─── MATERIALS PROVIDED ───
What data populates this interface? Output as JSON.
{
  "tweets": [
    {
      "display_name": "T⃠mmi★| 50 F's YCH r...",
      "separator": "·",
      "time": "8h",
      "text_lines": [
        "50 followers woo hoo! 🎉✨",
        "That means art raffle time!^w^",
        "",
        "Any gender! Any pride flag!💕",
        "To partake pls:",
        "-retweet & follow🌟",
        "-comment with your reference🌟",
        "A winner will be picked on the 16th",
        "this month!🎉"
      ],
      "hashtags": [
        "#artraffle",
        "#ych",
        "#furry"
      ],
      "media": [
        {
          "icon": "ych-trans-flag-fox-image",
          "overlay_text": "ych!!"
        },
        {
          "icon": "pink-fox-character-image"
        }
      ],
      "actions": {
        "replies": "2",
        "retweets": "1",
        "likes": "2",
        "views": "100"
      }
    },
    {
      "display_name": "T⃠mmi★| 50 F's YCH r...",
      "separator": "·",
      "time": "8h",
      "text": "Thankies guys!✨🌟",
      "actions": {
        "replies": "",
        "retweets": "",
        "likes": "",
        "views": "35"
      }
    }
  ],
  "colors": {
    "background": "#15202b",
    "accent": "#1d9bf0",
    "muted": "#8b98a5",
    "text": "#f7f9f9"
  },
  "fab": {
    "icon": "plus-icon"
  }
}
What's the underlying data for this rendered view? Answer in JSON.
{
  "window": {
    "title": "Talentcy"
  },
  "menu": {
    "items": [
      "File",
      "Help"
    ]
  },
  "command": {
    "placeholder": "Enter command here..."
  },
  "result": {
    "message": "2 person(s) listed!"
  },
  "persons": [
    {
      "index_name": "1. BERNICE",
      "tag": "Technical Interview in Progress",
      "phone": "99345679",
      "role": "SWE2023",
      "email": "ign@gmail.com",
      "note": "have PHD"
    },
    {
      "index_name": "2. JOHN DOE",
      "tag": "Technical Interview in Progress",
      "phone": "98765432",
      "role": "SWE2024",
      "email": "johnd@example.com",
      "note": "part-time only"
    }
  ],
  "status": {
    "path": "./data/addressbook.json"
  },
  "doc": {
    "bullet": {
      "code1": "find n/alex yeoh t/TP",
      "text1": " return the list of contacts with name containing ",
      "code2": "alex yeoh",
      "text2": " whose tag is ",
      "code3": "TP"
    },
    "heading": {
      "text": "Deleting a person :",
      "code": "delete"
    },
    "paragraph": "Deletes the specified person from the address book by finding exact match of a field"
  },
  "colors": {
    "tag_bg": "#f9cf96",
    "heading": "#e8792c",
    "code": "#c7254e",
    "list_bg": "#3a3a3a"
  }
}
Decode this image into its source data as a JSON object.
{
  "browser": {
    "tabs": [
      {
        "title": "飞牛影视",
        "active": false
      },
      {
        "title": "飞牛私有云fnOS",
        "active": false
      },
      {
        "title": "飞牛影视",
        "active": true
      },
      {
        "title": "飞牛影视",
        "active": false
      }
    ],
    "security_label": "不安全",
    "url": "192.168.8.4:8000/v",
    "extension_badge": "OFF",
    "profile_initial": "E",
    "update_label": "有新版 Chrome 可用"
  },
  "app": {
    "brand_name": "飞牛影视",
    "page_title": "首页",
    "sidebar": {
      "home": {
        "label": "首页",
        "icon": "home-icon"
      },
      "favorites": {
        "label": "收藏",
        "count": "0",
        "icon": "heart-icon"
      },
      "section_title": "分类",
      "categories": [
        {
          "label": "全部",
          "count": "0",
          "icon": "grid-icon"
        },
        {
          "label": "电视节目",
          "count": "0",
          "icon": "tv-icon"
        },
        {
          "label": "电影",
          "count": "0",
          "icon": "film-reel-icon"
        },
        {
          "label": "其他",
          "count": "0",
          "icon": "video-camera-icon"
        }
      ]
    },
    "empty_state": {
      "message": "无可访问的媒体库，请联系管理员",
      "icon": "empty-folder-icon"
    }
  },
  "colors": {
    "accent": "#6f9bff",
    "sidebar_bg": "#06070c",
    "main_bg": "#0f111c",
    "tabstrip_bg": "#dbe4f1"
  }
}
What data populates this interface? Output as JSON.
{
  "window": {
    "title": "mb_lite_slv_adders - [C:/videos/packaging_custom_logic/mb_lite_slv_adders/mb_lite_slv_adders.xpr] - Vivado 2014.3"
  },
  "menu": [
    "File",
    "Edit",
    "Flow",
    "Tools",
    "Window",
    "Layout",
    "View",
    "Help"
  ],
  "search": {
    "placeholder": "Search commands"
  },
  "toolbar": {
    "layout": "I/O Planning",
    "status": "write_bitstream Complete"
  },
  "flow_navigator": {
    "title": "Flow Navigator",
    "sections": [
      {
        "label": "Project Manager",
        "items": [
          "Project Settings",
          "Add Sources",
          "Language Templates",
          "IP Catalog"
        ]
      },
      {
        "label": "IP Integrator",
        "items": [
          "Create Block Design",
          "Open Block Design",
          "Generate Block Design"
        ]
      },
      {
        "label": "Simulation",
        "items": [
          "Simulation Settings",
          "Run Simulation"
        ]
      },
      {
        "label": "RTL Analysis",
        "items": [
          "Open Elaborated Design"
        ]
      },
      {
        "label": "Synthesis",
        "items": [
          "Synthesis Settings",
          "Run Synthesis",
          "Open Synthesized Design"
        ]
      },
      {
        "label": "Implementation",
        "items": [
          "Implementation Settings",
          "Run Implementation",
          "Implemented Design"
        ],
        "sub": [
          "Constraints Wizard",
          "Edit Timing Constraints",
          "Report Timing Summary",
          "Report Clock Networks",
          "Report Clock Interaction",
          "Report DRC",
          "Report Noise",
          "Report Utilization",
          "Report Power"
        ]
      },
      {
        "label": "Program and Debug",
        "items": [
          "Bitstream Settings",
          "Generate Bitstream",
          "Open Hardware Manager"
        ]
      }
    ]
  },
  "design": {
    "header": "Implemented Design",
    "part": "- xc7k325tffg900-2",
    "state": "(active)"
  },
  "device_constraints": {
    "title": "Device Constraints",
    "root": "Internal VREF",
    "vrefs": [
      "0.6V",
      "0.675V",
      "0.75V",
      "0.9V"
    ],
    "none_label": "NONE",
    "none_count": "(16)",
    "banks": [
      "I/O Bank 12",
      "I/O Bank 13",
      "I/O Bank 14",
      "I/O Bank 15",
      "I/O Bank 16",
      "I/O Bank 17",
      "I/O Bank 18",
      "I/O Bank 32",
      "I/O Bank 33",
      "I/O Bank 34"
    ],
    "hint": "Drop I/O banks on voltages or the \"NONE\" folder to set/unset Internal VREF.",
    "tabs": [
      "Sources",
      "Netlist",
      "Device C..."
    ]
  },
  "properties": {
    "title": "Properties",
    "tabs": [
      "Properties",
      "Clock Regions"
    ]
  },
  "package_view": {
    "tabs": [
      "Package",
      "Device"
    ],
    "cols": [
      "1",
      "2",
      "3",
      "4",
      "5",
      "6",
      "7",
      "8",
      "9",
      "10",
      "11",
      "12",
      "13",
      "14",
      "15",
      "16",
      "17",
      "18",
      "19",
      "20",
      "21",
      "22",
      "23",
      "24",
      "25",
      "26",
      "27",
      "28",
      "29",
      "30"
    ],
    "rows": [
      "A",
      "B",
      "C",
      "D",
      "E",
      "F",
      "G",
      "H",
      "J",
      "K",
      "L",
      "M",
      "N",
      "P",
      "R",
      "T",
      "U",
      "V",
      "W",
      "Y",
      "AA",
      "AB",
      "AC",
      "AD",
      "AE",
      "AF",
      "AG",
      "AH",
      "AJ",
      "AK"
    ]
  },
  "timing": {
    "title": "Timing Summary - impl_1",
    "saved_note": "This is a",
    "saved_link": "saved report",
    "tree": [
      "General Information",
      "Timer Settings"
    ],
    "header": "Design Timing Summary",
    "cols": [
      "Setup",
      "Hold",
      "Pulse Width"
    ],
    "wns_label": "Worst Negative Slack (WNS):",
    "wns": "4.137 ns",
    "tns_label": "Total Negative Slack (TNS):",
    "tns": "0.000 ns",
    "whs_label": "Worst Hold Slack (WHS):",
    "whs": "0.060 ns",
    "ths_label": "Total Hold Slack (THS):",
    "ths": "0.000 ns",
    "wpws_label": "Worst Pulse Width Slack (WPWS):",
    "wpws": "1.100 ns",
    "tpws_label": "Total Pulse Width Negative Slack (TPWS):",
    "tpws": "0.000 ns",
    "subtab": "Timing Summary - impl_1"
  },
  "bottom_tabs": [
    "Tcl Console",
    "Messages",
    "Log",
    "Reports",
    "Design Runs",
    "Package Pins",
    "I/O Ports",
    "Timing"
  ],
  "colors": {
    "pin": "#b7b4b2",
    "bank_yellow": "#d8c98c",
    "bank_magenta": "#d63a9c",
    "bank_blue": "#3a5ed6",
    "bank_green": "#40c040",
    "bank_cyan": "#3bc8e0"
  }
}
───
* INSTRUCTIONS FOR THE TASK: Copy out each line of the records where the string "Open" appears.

* THE ANSWER:
          "Open Block Design",
          "Open Elaborated Design"
          "Open Synthesized Design"
          "Open Hardware Manager"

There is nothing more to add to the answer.